EXERCISE DIRECTIONS :: Could you print each of the records below exactly?
──────── TASK MATERIAL
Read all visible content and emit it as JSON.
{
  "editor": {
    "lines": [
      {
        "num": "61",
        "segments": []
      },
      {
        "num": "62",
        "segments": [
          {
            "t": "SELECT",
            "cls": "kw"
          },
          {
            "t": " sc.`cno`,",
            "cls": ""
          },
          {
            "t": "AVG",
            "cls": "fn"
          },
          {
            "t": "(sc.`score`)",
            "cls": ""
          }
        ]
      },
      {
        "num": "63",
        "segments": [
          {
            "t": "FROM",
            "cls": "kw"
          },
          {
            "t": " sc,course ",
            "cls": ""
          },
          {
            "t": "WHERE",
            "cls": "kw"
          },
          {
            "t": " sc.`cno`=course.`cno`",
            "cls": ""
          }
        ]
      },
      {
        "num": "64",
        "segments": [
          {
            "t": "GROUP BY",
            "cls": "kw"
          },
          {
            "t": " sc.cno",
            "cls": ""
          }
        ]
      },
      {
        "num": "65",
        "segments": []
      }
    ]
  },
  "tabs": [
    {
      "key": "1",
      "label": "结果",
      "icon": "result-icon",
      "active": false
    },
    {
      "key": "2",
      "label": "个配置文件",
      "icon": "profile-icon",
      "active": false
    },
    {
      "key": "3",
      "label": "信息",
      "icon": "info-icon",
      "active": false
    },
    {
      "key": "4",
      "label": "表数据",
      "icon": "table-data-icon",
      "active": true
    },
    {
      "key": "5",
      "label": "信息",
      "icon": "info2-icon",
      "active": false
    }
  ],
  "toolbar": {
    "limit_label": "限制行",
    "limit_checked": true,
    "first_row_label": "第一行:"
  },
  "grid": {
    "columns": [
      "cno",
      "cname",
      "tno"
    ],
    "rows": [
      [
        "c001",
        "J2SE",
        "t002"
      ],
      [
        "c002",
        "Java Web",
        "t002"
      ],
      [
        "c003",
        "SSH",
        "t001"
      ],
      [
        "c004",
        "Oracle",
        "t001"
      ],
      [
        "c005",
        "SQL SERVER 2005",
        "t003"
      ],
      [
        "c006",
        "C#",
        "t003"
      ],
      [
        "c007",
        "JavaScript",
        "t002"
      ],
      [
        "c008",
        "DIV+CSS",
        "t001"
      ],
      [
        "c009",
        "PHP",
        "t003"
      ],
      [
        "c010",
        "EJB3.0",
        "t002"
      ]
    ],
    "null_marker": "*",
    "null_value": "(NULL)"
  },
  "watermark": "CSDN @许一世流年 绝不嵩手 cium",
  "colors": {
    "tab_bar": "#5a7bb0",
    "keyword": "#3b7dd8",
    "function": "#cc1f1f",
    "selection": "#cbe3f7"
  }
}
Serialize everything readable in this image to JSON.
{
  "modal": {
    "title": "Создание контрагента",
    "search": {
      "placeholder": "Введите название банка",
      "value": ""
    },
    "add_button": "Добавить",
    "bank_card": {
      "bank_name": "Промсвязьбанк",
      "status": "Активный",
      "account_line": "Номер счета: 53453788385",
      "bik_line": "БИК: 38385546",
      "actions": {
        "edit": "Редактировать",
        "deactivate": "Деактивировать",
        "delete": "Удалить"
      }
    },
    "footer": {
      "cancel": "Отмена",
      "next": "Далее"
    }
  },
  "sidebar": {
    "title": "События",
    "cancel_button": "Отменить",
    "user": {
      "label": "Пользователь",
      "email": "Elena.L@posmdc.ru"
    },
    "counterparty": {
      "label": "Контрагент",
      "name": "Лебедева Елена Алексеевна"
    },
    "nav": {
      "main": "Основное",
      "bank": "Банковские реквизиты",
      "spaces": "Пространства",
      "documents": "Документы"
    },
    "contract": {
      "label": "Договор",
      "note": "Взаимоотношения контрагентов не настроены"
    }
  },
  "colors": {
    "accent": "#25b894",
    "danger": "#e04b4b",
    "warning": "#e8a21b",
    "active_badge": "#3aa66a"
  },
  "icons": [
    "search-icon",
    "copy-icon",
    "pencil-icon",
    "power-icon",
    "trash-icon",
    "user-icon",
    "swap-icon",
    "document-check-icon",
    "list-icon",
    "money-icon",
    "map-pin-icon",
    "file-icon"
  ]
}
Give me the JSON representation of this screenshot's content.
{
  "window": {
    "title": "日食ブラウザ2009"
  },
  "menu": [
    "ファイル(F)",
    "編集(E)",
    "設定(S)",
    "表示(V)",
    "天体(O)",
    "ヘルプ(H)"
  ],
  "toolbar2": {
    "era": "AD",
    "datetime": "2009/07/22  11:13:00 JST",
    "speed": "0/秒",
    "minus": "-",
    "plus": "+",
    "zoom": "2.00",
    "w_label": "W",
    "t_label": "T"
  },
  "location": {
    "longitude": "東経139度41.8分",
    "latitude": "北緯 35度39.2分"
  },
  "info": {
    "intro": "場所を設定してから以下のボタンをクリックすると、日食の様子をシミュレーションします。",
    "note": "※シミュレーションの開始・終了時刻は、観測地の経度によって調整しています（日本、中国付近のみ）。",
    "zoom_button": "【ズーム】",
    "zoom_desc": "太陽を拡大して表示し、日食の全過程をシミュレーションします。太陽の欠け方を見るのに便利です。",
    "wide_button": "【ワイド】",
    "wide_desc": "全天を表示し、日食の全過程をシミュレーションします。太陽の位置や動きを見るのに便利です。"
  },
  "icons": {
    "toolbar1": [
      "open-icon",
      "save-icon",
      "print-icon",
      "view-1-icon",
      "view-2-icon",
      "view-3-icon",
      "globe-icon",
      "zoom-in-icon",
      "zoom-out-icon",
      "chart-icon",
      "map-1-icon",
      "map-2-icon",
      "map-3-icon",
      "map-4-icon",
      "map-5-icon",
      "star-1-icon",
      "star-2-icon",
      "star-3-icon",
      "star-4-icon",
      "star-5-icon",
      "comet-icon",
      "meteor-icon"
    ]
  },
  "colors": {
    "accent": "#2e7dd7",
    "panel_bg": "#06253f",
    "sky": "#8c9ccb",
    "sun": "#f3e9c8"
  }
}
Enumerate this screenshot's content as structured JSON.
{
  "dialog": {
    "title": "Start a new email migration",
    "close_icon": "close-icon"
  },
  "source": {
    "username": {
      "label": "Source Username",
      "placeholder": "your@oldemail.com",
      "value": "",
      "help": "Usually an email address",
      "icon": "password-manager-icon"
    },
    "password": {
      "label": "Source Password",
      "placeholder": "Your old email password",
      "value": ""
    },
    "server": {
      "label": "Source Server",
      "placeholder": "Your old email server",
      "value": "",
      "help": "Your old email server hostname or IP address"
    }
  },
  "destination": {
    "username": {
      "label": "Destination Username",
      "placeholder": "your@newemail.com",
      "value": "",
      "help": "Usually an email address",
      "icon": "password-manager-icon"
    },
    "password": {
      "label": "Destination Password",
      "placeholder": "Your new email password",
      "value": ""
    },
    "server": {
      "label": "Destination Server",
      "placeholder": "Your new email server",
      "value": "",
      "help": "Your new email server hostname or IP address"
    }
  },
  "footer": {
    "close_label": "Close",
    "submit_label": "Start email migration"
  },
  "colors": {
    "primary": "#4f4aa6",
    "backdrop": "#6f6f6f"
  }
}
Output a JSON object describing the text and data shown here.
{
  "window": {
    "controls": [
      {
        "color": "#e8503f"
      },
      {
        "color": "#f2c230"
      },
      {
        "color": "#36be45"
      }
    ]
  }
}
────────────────
RESULT BELOW ::
Read all visible content and emit it as JSON.
{
  "editor": {
    "lines": [
      {
        "num": "61",
        "segments": []
      },
      {
        "num": "62",
        "segments": [
          {
            "t": "SELECT",
            "cls": "kw"
          },
          {
            "t": " sc.`cno`,",
            "cls": ""
          },
          {
            "t": "AVG",
            "cls": "fn"
          },
          {
            "t": "(sc.`score`)",
            "cls": ""
          }
        ]
      },
      {
        "num": "63",
        "segments": [
          {
            "t": "FROM",
            "cls": "kw"
          },
          {
            "t": " sc,course ",
            "cls": ""
          },
          {
            "t": "WHERE",
            "cls": "kw"
          },
          {
            "t": " sc.`cno`=course.`cno`",
            "cls": ""
          }
        ]
      },
      {
        "num": "64",
        "segments": [
          {
            "t": "GROUP BY",
            "cls": "kw"
          },
          {
            "t": " sc.cno",
            "cls": ""
          }
        ]
      },
      {
        "num": "65",
        "segments": []
      }
    ]
  },
  "tabs": [
    {
      "key": "1",
      "label": "结果",
      "icon": "result-icon",
      "active": false
    },
    {
      "key": "2",
      "label": "个配置文件",
      "icon": "profile-icon",
      "active": false
    },
    {
      "key": "3",
      "label": "信息",
      "icon": "info-icon",
      "active": false
    },
    {
      "key": "4",
      "label": "表数据",
      "icon": "table-data-icon",
      "active": true
    },
    {
      "key": "5",
      "label": "信息",
      "icon": "info2-icon",
      "active": false
    }
  ],
  "toolbar": {
    "limit_label": "限制行",
    "limit_checked": true,
    "first_row_label": "第一行:"
  },
  "grid": {
    "columns": [
      "cno",
      "cname",
      "tno"
    ],
    "rows": [
      [
        "c001",
        "J2SE",
        "t002"
      ],
      [
        "c002",
        "Java Web",
        "t002"
      ],
      [
        "c003",
        "SSH",
        "t001"
      ],
      [
        "c004",
        "Oracle",
        "t001"
      ],
      [
        "c005",
        "SQL SERVER 2005",
        "t003"
      ],
      [
        "c006",
        "C#",
        "t003"
      ],
      [
        "c007",
        "JavaScript",
        "t002"
      ],
      [
        "c008",
        "DIV+CSS",
        "t001"
      ],
      [
        "c009",
        "PHP",
        "t003"
      ],
      [
        "c010",
        "EJB3.0",
        "t002"
      ]
    ],
    "null_marker": "*",
    "null_value": "(NULL)"
  },
  "watermark": "CSDN @许一世流年 绝不嵩手 cium",
  "colors": {
    "tab_bar": "#5a7bb0",
    "keyword": "#3b7dd8",
    "function": "#cc1f1f",
    "selection": "#cbe3f7"
  }
}
Serialize everything readable in this image to JSON.
{
  "modal": {
    "title": "Создание контрагента",
    "search": {
      "placeholder": "Введите название банка",
      "value": ""
    },
    "add_button": "Добавить",
    "bank_card": {
      "bank_name": "Промсвязьбанк",
      "status": "Активный",
      "account_line": "Номер счета: 53453788385",
      "bik_line": "БИК: 38385546",
      "actions": {
        "edit": "Редактировать",
        "deactivate": "Деактивировать",
        "delete": "Удалить"
      }
    },
    "footer": {
      "cancel": "Отмена",
      "next": "Далее"
    }
  },
  "sidebar": {
    "title": "События",
    "cancel_button": "Отменить",
    "user": {
      "label": "Пользователь",
      "email": "Elena.L@posmdc.ru"
    },
    "counterparty": {
      "label": "Контрагент",
      "name": "Лебедева Елена Алексеевна"
    },
    "nav": {
      "main": "Основное",
      "bank": "Банковские реквизиты",
      "spaces": "Пространства",
      "documents": "Документы"
    },
    "contract": {
      "label": "Договор",
      "note": "Взаимоотношения контрагентов не настроены"
    }
  },
  "colors": {
    "accent": "#25b894",
    "danger": "#e04b4b",
    "warning": "#e8a21b",
    "active_badge": "#3aa66a"
  },
  "icons": [
    "search-icon",
    "copy-icon",
    "pencil-icon",
    "power-icon",
    "trash-icon",
    "user-icon",
    "swap-icon",
    "document-check-icon",
    "list-icon",
    "money-icon",
    "map-pin-icon",
    "file-icon"
  ]
}
Give me the JSON representation of this screenshot's content.
{
  "window": {
    "title": "日食ブラウザ2009"
  },
  "menu": [
    "ファイル(F)",
    "編集(E)",
    "設定(S)",
    "表示(V)",
    "天体(O)",
    "ヘルプ(H)"
  ],
  "toolbar2": {
    "era": "AD",
    "datetime": "2009/07/22  11:13:00 JST",
    "speed": "0/秒",
    "minus": "-",
    "plus": "+",
    "zoom": "2.00",
    "w_label": "W",
    "t_label": "T"
  },
  "location": {
    "longitude": "東経139度41.8分",
    "latitude": "北緯 35度39.2分"
  },
  "info": {
    "intro": "場所を設定してから以下のボタンをクリックすると、日食の様子をシミュレーションします。",
    "note": "※シミュレーションの開始・終了時刻は、観測地の経度によって調整しています（日本、中国付近のみ）。",
    "zoom_button": "【ズーム】",
    "zoom_desc": "太陽を拡大して表示し、日食の全過程をシミュレーションします。太陽の欠け方を見るのに便利です。",
    "wide_button": "【ワイド】",
    "wide_desc": "全天を表示し、日食の全過程をシミュレーションします。太陽の位置や動きを見るのに便利です。"
  },
  "icons": {
    "toolbar1": [
      "open-icon",
      "save-icon",
      "print-icon",
      "view-1-icon",
      "view-2-icon",
      "view-3-icon",
      "globe-icon",
      "zoom-in-icon",
      "zoom-out-icon",
      "chart-icon",
      "map-1-icon",
      "map-2-icon",
      "map-3-icon",
      "map-4-icon",
      "map-5-icon",
      "star-1-icon",
      "star-2-icon",
      "star-3-icon",
      "star-4-icon",
      "star-5-icon",
      "comet-icon",
      "meteor-icon"
    ]
  },
  "colors": {
    "accent": "#2e7dd7",
    "panel_bg": "#06253f",
    "sky": "#8c9ccb",
    "sun": "#f3e9c8"
  }
}
Enumerate this screenshot's content as structured JSON.
{
  "dialog": {
    "title": "Start a new email migration",
    "close_icon": "close-icon"
  },
  "source": {
    "username": {
      "label": "Source Username",
      "placeholder": "your@oldemail.com",
      "value": "",
      "help": "Usually an email address",
      "icon": "password-manager-icon"
    },
    "password": {
      "label": "Source Password",
      "placeholder": "Your old email password",
      "value": ""
    },
    "server": {
      "label": "Source Server",
      "placeholder": "Your old email server",
      "value": "",
      "help": "Your old email server hostname or IP address"
    }
  },
  "destination": {
    "username": {
      "label": "Destination Username",
      "placeholder": "your@newemail.com",
      "value": "",
      "help": "Usually an email address",
      "icon": "password-manager-icon"
    },
    "password": {
      "label": "Destination Password",
      "placeholder": "Your new email password",
      "value": ""
    },
    "server": {
      "label": "Destination Server",
      "placeholder": "Your new email server",
      "value": "",
      "help": "Your new email server hostname or IP address"
    }
  },
  "footer": {
    "close_label": "Close",
    "submit_label": "Start email migration"
  },
  "colors": {
    "primary": "#4f4aa6",
    "backdrop": "#6f6f6f"
  }
}
Output a JSON object describing the text and data shown here.
{
  "window": {
    "controls": [
      {
        "color": "#e8503f"
      },
      {
        "color": "#f2c230"
      },
      {
        "color": "#36be45"
      }
    ]
  }
}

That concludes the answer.